Problem to solve -
From the data below, give the number of lines holding the word "vertical", with nothing else added.

[Opening Supplied entries section]

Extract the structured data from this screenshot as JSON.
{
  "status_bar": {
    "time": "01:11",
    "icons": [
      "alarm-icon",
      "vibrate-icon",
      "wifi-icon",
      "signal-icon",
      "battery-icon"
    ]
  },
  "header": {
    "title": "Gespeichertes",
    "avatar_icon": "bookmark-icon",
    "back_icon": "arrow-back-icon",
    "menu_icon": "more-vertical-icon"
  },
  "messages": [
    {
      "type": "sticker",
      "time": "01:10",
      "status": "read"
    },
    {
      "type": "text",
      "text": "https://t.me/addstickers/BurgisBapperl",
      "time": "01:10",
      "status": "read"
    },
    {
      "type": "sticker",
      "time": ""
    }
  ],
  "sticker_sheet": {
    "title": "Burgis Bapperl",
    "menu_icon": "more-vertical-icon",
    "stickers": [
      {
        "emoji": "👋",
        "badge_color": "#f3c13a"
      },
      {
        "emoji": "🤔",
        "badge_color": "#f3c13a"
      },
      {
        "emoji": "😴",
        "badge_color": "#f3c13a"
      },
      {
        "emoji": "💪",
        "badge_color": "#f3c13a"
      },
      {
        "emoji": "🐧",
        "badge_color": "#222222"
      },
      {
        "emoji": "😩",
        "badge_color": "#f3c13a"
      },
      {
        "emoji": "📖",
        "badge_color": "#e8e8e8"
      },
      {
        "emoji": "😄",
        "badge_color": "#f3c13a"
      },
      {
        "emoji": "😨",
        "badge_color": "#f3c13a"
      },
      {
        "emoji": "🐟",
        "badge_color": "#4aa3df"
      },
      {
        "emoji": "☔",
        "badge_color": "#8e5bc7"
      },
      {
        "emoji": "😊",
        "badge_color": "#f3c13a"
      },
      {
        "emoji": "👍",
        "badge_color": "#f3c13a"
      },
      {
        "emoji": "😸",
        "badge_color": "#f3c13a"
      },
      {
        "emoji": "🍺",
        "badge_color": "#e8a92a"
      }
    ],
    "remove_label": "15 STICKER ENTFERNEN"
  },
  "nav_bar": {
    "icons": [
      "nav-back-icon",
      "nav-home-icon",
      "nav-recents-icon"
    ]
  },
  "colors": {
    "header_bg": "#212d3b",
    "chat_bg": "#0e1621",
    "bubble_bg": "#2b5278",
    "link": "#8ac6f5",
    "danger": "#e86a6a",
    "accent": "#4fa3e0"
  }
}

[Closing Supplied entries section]

Solution -
2